 FIGS. 9-12 illustrate apparatus for automatically fabricating a tube finned with a base. As the aluminum ribbon is fed, the base is formed and the tube is rotated, allowing the base to be securely connected to the tube surface.
 With reference to FIG. 9, aluminum ribbon 60 is fed to base forming station 62 comprising lower roller 66 and upper roller 67 provided with an angled periphery 69, for example angled by 20 degrees with respect to the horizontal plane. While ribbon 60 is longitudinally fed when upper roller 67 is being rotated, angled periphery 69 applies a force onto the ribbon to form a base 61 which is angled with respect to elongated portion 63, as shown in FIG. 10.
 During the formation of the base, a very long tube 72, e.g. having a length of 20 m, is fed while being spun through an indentation forming station 74 shown in FIG. 11 prior to connection with the fins. Station 74 comprises two lower rollers 75 and 76 between which tube 72 is fed. Both lower rollers are toothed wheels configured with teeth 79, or other types of protrusions, on a region of its outer face. Teeth 79 cause shallow circumferential indentations 86, e.g. of 0.1 mm depth, to be formed on the tube surface.
 Tube 72 is longitudinally advanced by means of upper roller 83, which is raised and lowered by a piston driven mechanism 86 as well as lower rollers 75 and 76. Upper roller 83 and lower rollers 75 and 76 may be oriented at an incline with respect to the tube surface, so that they will frictionally engage the tube surface and cause the tube to be longitudinally displaced.

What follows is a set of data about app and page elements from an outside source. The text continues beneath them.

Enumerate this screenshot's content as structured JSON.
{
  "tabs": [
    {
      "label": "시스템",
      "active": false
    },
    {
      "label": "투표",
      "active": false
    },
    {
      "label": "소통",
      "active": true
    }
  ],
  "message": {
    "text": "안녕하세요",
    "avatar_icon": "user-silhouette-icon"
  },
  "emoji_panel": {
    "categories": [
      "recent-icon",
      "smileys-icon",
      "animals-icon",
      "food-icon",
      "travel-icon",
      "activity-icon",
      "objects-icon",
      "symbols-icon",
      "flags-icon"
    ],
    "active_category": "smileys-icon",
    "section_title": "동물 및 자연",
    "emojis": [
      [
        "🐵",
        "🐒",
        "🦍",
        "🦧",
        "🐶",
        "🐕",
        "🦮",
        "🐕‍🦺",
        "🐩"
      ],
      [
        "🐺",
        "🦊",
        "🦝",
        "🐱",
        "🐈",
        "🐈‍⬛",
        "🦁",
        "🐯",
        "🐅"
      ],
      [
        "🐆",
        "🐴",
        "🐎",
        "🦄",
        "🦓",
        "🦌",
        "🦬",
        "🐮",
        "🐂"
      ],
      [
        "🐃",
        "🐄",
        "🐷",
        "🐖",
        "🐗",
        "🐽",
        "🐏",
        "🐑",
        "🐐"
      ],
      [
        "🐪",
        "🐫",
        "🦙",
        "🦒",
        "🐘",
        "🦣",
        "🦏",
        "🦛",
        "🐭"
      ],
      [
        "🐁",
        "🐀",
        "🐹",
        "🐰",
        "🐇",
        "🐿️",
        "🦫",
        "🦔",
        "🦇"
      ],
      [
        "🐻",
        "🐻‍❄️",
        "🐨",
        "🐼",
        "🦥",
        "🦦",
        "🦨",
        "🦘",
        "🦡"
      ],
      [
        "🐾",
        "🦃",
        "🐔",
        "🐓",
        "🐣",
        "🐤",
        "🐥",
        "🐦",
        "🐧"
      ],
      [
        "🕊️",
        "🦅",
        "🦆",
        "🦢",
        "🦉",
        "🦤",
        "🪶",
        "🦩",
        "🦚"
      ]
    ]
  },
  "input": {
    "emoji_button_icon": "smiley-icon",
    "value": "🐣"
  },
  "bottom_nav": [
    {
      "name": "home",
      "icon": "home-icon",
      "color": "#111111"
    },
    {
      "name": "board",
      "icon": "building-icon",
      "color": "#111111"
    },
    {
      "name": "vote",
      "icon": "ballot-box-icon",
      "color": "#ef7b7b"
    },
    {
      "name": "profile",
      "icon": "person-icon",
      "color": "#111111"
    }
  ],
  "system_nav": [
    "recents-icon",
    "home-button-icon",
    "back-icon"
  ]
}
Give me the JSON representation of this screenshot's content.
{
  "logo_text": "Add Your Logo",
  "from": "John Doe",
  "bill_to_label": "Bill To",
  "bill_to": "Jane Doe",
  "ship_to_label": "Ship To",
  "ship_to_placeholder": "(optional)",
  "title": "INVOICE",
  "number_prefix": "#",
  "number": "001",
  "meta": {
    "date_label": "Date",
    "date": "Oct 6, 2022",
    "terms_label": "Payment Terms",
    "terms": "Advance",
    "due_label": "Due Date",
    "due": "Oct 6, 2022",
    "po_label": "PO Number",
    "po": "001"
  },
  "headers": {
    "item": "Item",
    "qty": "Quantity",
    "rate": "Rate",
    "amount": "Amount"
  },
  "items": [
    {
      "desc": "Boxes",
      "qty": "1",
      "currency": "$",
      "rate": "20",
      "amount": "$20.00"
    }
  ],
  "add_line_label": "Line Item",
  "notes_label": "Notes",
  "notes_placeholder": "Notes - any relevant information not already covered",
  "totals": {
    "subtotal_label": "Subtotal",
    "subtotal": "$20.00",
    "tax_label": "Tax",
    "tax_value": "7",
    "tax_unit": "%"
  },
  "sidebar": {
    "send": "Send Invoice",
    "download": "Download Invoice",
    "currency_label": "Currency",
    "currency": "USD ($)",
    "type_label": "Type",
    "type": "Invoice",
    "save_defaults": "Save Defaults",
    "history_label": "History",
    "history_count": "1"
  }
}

 FIG. 12 illustrates the fin connecting station 88. After tube 72 exits indentation forming station 74, it is fed to fin connecting station 87. While tube 72 continues to spin, the aluminum ribbon is fed to station 87 after exiting the base forming station. Fin connecting station 88 comprises a synchronized external friction wheel 92 driven by a piston mechanism 94 for applying force onto the base so that the latter will be secured into a corresponding indentation throughout the circumference of the tube.
 While some embodiments of the invention have been described by way of illustration, it will be apparent that the invention can be carried out with many modifications, variations and adaptations, and with the use of numerous equivalents or alternative solutions that are within the scope of persons skilled in the art, without exceeding the scope of the claims.
Patent applications by Lucien Y. Bronicki, Yavne IL
Patent applications by Uriyel Fisher, Haifa IL
Patent applications in class Liquid fluent heat exchange material
Patent applications in all subclasses Liquid fluent heat exchange material